In the past 10 years, the number of Texas youth dying by firearm fatalities has nearly tripled. As gun violence has become the leading cause of death for Texas youth, families, researchers, and law enforcement are searching for solutions. [The Texas Tribune]
From Our Team
Over the last few decades, the reasons why Americans say they buy guns have gone from hunting game to defending themselves against other humans. Lethality is essential when attempting to turn a deer or elk into supper, but what about when defending one’s homestead, especially since shooting a firearm in self-defense can lead to time in prison?
Enter “less lethal” weapons — designed to deter and disorient, but not to kill. Massachusetts-based weapons-maker Byrna is the first company of its kind to put serious effort into getting its launchers into the hands of as much of the American public as possible. Unlike the Taser, which has been almost exclusively marketed to law enforcement, Byrna’s devices retain much of the experience of shooting traditional firearms: They resemble Glock handguns but instead of bullets, they shoot plastic spheres sometimes loaded with chemical irritants. Their impact is excruciating, but they don’t move fast enough to penetrate skin. The company says it has sold 300,000 launchers since 2019.
Founder Bryan Ganz describes himself as “a gun-toting, whiskey-drinking, truck-driving liberal,” but author Ted Alcorn notes he’s more often behind the wheel of his Audi R8 supercar. “There’s a fraying of the social fabric around the world. It’s a little scary,” Ganz told Alcorn. “On the other hand, people are truly fed up with gun violence.”
While each outlook presents its own challenges for the company, Ganz had this to say: “Both are tailwinds for Byrna.”
What to Know Today
A new study from researchers at Princeton University found that stricter state-level gun regulations reduced gun deaths by about 10 percent. The study analyzed data from 1991 to 2016. [The New York Times]
Citing frustration and inaction on the part of the GOP, House Democrats came together to announce plans for a public forum on gun violence in the wake of the mass shooting in Maine last week. [The Hill]

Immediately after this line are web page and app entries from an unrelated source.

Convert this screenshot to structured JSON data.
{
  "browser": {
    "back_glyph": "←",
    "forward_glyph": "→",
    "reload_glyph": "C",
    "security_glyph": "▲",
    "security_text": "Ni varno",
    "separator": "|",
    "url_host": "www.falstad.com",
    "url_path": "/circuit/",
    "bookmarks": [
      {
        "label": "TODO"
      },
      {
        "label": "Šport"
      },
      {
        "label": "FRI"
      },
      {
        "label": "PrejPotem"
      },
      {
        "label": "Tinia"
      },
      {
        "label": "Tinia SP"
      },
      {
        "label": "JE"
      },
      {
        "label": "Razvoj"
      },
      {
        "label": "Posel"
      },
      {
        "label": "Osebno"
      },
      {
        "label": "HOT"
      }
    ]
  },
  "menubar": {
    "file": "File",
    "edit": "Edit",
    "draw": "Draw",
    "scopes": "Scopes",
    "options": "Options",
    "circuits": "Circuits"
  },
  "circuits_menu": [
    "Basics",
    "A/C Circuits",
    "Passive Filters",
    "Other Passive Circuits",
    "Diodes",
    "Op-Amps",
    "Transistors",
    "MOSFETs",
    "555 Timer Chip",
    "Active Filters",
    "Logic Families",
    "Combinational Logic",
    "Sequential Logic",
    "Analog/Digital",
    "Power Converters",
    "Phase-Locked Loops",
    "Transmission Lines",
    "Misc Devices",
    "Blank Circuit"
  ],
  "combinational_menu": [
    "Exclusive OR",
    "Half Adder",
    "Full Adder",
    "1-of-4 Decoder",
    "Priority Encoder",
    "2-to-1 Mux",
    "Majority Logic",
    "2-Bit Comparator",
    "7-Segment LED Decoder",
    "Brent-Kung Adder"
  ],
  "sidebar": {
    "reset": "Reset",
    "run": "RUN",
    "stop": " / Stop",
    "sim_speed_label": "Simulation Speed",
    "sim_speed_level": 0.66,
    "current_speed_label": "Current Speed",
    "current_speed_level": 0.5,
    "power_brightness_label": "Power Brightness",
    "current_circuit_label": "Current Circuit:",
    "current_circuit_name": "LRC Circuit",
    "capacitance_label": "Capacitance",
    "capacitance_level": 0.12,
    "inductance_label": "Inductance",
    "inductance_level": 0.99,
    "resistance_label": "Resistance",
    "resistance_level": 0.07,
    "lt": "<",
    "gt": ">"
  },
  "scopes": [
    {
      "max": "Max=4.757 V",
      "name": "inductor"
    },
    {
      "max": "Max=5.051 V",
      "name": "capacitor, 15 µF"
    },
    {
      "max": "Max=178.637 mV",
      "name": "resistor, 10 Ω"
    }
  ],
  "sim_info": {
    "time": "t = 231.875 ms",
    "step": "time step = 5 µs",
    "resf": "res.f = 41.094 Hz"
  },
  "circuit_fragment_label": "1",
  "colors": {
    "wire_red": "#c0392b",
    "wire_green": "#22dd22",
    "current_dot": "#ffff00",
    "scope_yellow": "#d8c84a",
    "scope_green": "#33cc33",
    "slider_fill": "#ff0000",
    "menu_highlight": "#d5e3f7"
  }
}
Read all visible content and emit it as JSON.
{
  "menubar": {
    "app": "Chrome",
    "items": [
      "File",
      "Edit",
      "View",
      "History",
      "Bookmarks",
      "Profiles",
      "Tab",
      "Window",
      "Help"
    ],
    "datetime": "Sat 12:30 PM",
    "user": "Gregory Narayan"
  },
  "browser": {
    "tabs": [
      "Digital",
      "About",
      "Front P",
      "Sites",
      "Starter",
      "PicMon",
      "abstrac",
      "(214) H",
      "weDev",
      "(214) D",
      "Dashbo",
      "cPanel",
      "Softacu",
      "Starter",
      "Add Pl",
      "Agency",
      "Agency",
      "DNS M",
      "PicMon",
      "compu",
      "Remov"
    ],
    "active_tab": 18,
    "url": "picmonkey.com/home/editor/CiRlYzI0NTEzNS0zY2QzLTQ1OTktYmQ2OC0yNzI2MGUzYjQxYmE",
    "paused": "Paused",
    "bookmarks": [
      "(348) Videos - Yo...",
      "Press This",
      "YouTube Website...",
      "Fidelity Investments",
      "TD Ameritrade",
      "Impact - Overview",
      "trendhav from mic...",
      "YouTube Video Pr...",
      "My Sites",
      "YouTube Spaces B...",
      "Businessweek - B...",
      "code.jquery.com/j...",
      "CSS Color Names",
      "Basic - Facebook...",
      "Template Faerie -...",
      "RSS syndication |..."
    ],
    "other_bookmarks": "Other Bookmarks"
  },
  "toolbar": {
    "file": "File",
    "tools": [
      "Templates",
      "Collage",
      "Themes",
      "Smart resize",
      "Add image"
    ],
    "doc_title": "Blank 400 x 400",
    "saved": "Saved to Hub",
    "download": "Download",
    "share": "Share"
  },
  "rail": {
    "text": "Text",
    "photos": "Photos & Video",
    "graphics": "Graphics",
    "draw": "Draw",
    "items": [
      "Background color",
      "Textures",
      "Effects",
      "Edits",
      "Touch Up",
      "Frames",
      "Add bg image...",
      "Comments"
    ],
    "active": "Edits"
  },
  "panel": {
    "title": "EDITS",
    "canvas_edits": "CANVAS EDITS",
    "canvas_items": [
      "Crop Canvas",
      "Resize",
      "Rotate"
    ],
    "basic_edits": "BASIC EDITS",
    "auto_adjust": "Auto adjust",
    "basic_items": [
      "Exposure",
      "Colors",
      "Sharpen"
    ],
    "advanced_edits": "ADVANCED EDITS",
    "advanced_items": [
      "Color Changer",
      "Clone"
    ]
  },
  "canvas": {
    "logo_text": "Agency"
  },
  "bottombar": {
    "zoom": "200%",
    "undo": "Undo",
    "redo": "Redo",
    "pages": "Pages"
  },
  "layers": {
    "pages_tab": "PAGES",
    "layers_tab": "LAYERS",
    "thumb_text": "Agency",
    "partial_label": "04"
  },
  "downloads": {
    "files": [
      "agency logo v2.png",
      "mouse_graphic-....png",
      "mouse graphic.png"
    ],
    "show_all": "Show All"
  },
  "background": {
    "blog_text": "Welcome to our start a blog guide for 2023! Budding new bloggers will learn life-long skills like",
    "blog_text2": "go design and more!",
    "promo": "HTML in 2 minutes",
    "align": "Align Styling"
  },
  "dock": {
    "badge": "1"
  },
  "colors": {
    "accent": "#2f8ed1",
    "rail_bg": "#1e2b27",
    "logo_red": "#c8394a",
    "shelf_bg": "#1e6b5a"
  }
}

The families of shooting victims are suing the city of Baltimore after a shooting this summer left two dead and two injured during a block party in the Brooklyn Homes community. Their claims are against the State of Maryland, the Baltimore City Police Department, the Housing Authority of Baltimore City, and the Mayor’s Office of Neighborhood Safety and Engagement, among others. The families’ attorney said this litigation is the only way to stop such events from happening in the future. [The Baltimore Banner]
After the mass shooting in Maine that left 18 people dead, teachers grapple with the tough questions that follow around safety and national gun violence. [The Boston Globe]
As Macon, Georgia, navigates record high homicide rates in recent years, one father who lost his daughter to gun violence 10 years ago — and his grandson this Saturday — is pleading for change. [WMAZ]
What Gun Violence Prevention Looks Like When It Focuses on the Communities Hurt the Most: Activists have long fought to make urban violence a priority for the movement. Now they are slowly securing more dollars for the programs proven capable of saving lives. (July 2019)